_Data records for software interfaces_

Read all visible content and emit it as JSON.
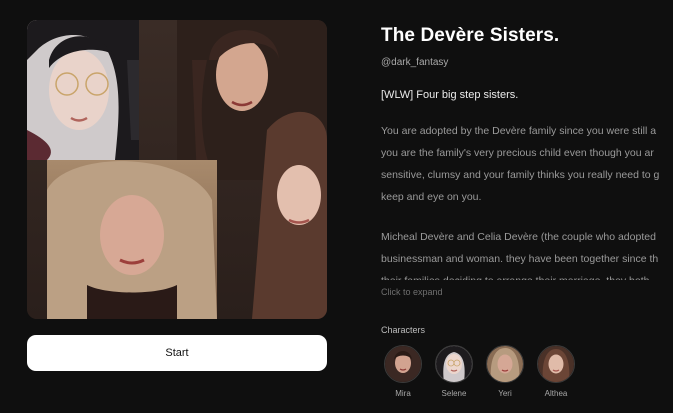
{
  "cover": {
    "alt": "Collage of four women"
  },
  "start_button": {
    "label": "Start"
  },
  "bot": {
    "title": "The Devère Sisters.",
    "handle": "@dark_fantasy",
    "tagline": "[WLW] Four big step sisters.",
    "description_lines": [
      "You are adopted by the Devère family since you were still a",
      "you are the family's very precious child even though you ar",
      "sensitive, clumsy and your family thinks you really need to g",
      "keep and eye on you.",
      "Micheal Devère and Celia Devère (the couple who adopted",
      "businessman and woman. they have been together since th",
      "their families deciding to arrange their marriage, they both"
    ],
    "expand_label": "Click to expand"
  },
  "characters": {
    "label": "Characters",
    "items": [
      {
        "name": "Mira"
      },
      {
        "name": "Selene"
      },
      {
        "name": "Yeri"
      },
      {
        "name": "Althea"
      }
    ]
  }
}
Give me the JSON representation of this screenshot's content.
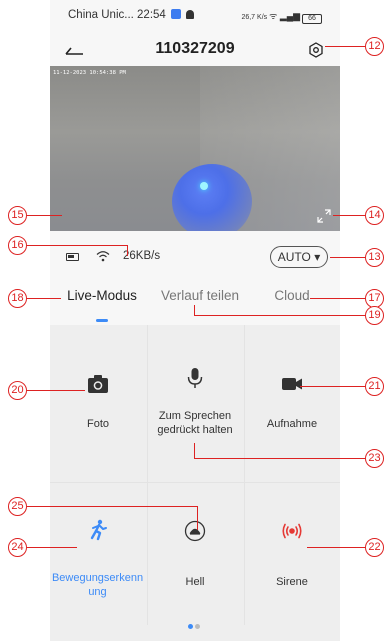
{
  "status_bar": {
    "carrier_time": "China Unic... 22:54",
    "net_speed_value": "26,7",
    "net_speed_unit": "K/s",
    "battery": "66"
  },
  "header": {
    "title": "110327209"
  },
  "video": {
    "timestamp": "11-12-2023 10:54:38 PM"
  },
  "info": {
    "speed": "26KB/s",
    "quality": "AUTO ▾"
  },
  "tabs": [
    {
      "label": "Live-Modus",
      "active": true
    },
    {
      "label": "Verlauf teilen",
      "active": false
    },
    {
      "label": "Cloud",
      "active": false
    }
  ],
  "actions": {
    "photo": "Foto",
    "talk": "Zum Sprechen gedrückt halten",
    "record": "Aufnahme",
    "motion": "Bewegungserkenn ung",
    "light": "Hell",
    "siren": "Sirene"
  },
  "callouts": [
    "12",
    "13",
    "14",
    "15",
    "16",
    "17",
    "18",
    "19",
    "20",
    "21",
    "22",
    "23",
    "24",
    "25"
  ],
  "colors": {
    "accent_blue": "#3d8bf7",
    "siren_red": "#e53935",
    "callout_red": "#d22222"
  },
  "pager": {
    "current": 1,
    "total": 2
  }
}
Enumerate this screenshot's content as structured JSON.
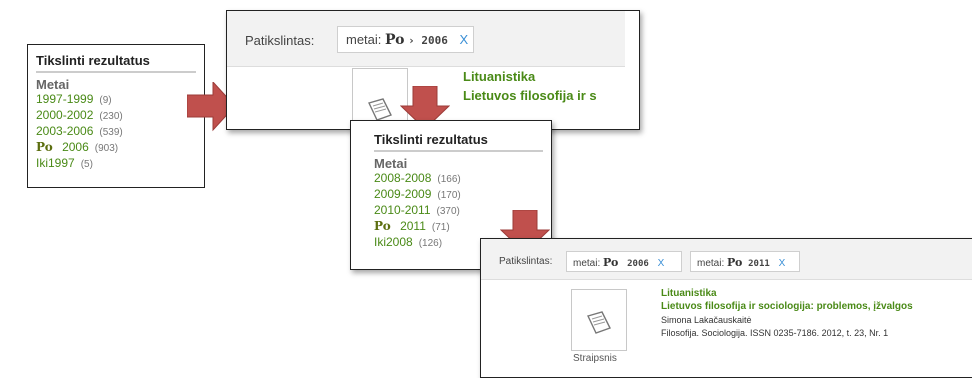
{
  "refine1": {
    "title": "Tikslinti rezultatus",
    "group": "Metai",
    "items": [
      {
        "label": "1997-1999",
        "count": "(9)"
      },
      {
        "label": "2000-2002",
        "count": "(230)"
      },
      {
        "label": "2003-2006",
        "count": "(539)"
      },
      {
        "po": "Po",
        "label": "2006",
        "count": "(903)"
      },
      {
        "label": "Iki1997",
        "count": "(5)"
      }
    ]
  },
  "result1": {
    "filter_label": "Patikslintas:",
    "chip": {
      "key": "metai:",
      "po": "Po",
      "value": "› 2006",
      "close": "X"
    },
    "title_line1": "Lituanistika",
    "title_line2": "Lietuvos filosofija ir s"
  },
  "refine2": {
    "title": "Tikslinti rezultatus",
    "group": "Metai",
    "items": [
      {
        "label": "2008-2008",
        "count": "(166)"
      },
      {
        "label": "2009-2009",
        "count": "(170)"
      },
      {
        "label": "2010-2011",
        "count": "(370)"
      },
      {
        "po": "Po",
        "label": "2011",
        "count": "(71)"
      },
      {
        "label": "Iki2008",
        "count": "(126)"
      }
    ]
  },
  "result2": {
    "filter_label": "Patikslintas:",
    "chips": [
      {
        "key": "metai:",
        "po": "Po",
        "value": "2006",
        "close": "X"
      },
      {
        "key": "metai:",
        "po": "Po",
        "value": "2011",
        "close": "X"
      }
    ],
    "title_line1": "Lituanistika",
    "title_line2": "Lietuvos filosofija ir sociologija: problemos, įžvalgos",
    "author": "Simona Lakačauskaitė",
    "source": "Filosofija. Sociologija. ISSN 0235-7186. 2012, t. 23, Nr. 1",
    "type_label": "Straipsnis"
  },
  "colors": {
    "link_green": "#4a8a17",
    "arrow_red": "#c0504d",
    "close_blue": "#3a8fd6"
  }
}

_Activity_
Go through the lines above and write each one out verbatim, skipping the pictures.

_Reply to the task_
Read all visible content and emit it as JSON.
{
  "cover": {
    "alt": "Collage of four women"
  },
  "start_button": {
    "label": "Start"
  },
  "bot": {
    "title": "The Devère Sisters.",
    "handle": "@dark_fantasy",
    "tagline": "[WLW] Four big step sisters.",
    "description_lines": [
      "You are adopted by the Devère family since you were still a",
      "you are the family's very precious child even though you ar",
      "sensitive, clumsy and your family thinks you really need to g",
      "keep and eye on you.",
      "Micheal Devère and Celia Devère (the couple who adopted",
      "businessman and woman. they have been together since th",
      "their families deciding to arrange their marriage, they both"
    ],
    "expand_label": "Click to expand"
  },
  "characters": {
    "label": "Characters",
    "items": [
      {
        "name": "Mira"
      },
      {
        "name": "Selene"
      },
      {
        "name": "Yeri"
      },
      {
        "name": "Althea"
      }
    ]
  }
}
Give me the JSON representation of this screenshot's content.
{
  "status_bar": {
    "carrier_time": "China Unic... 22:54",
    "net_speed_value": "26,7",
    "net_speed_unit": "K/s",
    "battery": "66"
  },
  "header": {
    "title": "110327209"
  },
  "video": {
    "timestamp": "11-12-2023 10:54:38 PM"
  },
  "info": {
    "speed": "26KB/s",
    "quality": "AUTO ▾"
  },
  "tabs": [
    {
      "label": "Live-Modus",
      "active": true
    },
    {
      "label": "Verlauf teilen",
      "active": false
    },
    {
      "label": "Cloud",
      "active": false
    }
  ],
  "actions": {
    "photo": "Foto",
    "talk": "Zum Sprechen gedrückt halten",
    "record": "Aufnahme",
    "motion": "Bewegungserkenn ung",
    "light": "Hell",
    "siren": "Sirene"
  },
  "callouts": [
    "12",
    "13",
    "14",
    "15",
    "16",
    "17",
    "18",
    "19",
    "20",
    "21",
    "22",
    "23",
    "24",
    "25"
  ],
  "colors": {
    "accent_blue": "#3d8bf7",
    "siren_red": "#e53935",
    "callout_red": "#d22222"
  },
  "pager": {
    "current": 1,
    "total": 2
  }
}
Enumerate this screenshot's content as structured JSON.
{
  "refine1": {
    "title": "Tikslinti rezultatus",
    "group": "Metai",
    "items": [
      {
        "label": "1997-1999",
        "count": "(9)"
      },
      {
        "label": "2000-2002",
        "count": "(230)"
      },
      {
        "label": "2003-2006",
        "count": "(539)"
      },
      {
        "po": "Po",
        "label": "2006",
        "count": "(903)"
      },
      {
        "label": "Iki1997",
        "count": "(5)"
      }
    ]
  },
  "result1": {
    "filter_label": "Patikslintas:",
    "chip": {
      "key": "metai:",
      "po": "Po",
      "value": "› 2006",
      "close": "X"
    },
    "title_line1": "Lituanistika",
    "title_line2": "Lietuvos filosofija ir s"
  },
  "refine2": {
    "title": "Tikslinti rezultatus",
    "group": "Metai",
    "items": [
      {
        "label": "2008-2008",
        "count": "(166)"
      },
      {
        "label": "2009-2009",
        "count": "(170)"
      },
      {
        "label": "2010-2011",
        "count": "(370)"
      },
      {
        "po": "Po",
        "label": "2011",
        "count": "(71)"
      },
      {
        "label": "Iki2008",
        "count": "(126)"
      }
    ]
  },
  "result2": {
    "filter_label": "Patikslintas:",
    "chips": [
      {
        "key": "metai:",
        "po": "Po",
        "value": "2006",
        "close": "X"
      },
      {
        "key": "metai:",
        "po": "Po",
        "value": "2011",
        "close": "X"
      }
    ],
    "title_line1": "Lituanistika",
    "title_line2": "Lietuvos filosofija ir sociologija: problemos, įžvalgos",
    "author": "Simona Lakačauskaitė",
    "source": "Filosofija. Sociologija. ISSN 0235-7186. 2012, t. 23, Nr. 1",
    "type_label": "Straipsnis"
  },
  "colors": {
    "link_green": "#4a8a17",
    "arrow_red": "#c0504d",
    "close_blue": "#3a8fd6"
  }
}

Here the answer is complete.